Language in a Bottle: Language Model Guided Concept Bottlenecks for Interpretable Image Classification
arXiv e-Print archive - 2022 via Local arXiv
First published: 2024/02/27 (just now) Abstract: Concept Bottleneck Models (CBM) are inherently interpretable models that
factor model decisions into human-readable concepts. They allow people to
easily understand why a model is failing, a critical feature for high-stakes
applications. CBMs require manually specified concepts and often under-perform
their black box counterparts, preventing their broad adoption. We address these
shortcomings and are first to show how to construct high-performance CBMs
without manual specification of similar accuracy to black box models. Our
approach, Language Guided Bottlenecks (LaBo), leverages a language model,
GPT-3, to define a large space of possible bottlenecks. Given a problem domain,
LaBo uses GPT-3 to produce factual sentences about categories to form candidate
concepts. LaBo efficiently searches possible bottlenecks through a novel
submodular utility that promotes the selection of discriminative and diverse
information. Ultimately, GPT-3's sentential concepts can be aligned to images
using CLIP, to form a bottleneck layer. Experiments demonstrate that LaBo is a

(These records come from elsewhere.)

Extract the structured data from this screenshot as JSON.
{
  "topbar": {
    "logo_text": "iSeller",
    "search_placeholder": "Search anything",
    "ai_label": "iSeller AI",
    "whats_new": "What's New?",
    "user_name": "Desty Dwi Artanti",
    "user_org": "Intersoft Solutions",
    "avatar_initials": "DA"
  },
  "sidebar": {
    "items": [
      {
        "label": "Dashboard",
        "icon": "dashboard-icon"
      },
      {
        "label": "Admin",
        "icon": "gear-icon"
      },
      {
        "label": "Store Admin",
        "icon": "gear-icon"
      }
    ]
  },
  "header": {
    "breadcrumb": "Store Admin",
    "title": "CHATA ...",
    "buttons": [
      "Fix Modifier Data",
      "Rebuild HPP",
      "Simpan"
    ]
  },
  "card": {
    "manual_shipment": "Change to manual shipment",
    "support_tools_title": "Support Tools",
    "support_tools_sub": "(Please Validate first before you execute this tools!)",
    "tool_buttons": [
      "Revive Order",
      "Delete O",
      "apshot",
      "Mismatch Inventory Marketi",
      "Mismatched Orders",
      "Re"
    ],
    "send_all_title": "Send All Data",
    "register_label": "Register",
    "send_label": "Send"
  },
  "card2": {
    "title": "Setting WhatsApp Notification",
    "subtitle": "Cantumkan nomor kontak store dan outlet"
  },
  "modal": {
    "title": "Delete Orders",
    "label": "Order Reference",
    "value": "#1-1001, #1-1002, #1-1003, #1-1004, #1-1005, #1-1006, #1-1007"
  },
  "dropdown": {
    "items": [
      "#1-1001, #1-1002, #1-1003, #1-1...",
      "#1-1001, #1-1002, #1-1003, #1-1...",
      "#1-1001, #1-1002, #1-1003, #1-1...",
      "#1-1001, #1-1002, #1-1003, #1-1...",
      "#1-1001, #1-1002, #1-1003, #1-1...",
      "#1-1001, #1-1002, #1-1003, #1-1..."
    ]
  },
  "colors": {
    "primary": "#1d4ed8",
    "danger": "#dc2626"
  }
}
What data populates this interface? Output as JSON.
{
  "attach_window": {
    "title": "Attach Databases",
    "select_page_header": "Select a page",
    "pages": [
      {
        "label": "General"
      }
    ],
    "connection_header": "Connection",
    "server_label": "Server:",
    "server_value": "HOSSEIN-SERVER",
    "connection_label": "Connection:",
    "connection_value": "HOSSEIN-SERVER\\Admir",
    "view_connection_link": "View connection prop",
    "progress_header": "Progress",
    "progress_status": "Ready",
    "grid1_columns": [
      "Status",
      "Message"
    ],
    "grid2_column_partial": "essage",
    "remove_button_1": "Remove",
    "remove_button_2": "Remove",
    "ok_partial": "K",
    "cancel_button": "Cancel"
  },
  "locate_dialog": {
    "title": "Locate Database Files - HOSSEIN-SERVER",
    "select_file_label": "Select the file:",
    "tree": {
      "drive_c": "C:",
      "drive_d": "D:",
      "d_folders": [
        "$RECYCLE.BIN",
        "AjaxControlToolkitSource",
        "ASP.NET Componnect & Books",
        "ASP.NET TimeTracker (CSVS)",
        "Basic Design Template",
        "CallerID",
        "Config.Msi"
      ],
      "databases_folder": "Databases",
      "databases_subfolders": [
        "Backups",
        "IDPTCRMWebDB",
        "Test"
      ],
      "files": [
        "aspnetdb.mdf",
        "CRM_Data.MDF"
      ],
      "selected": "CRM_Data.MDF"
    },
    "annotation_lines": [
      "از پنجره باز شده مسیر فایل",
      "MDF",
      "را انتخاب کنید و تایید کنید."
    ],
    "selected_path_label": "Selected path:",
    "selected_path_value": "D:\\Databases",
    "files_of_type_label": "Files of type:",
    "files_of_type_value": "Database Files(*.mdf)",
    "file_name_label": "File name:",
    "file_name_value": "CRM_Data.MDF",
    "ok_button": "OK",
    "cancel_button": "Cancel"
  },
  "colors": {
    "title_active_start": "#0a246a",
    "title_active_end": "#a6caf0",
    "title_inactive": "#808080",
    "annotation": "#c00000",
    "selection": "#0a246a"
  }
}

highly effective prior for concepts important to visual recognition. In the
evaluation with 11 diverse datasets, LaBo bottlenecks excel at few-shot
classification: they are 11.7% more accurate than black box linear probes at 1
shot and comparable with more data. Overall, LaBo demonstrates that inherently
interpretable models can be widely applied at similar, or better, performance
than black box approaches.
what is the paper doing?
This paper proposed a way to explain the model decision by human-readable concepts. For example, if the model thinks the following image is a black-throated sparrow, then a human can understand this decision via input descriptors.
The descriptors were obtained from GPT-3, they got 500 descriptors for each class and then remove the class name in each descriptor. Then, for each class, they chose $k$ concepts to make sure that every class has an equal amount of concepts.
After that, they put these concepts into a concept selection module to select a more fine-grained subset of concepts for each class.
Then, they put these concepts and the image into CLIP to learn the score for each concept.
Finally, they put a Class-concept weight matrix on top of CLIP to fine-tune these scores and output the predicted class name. Note that, this weight matrix was initialized with language priors.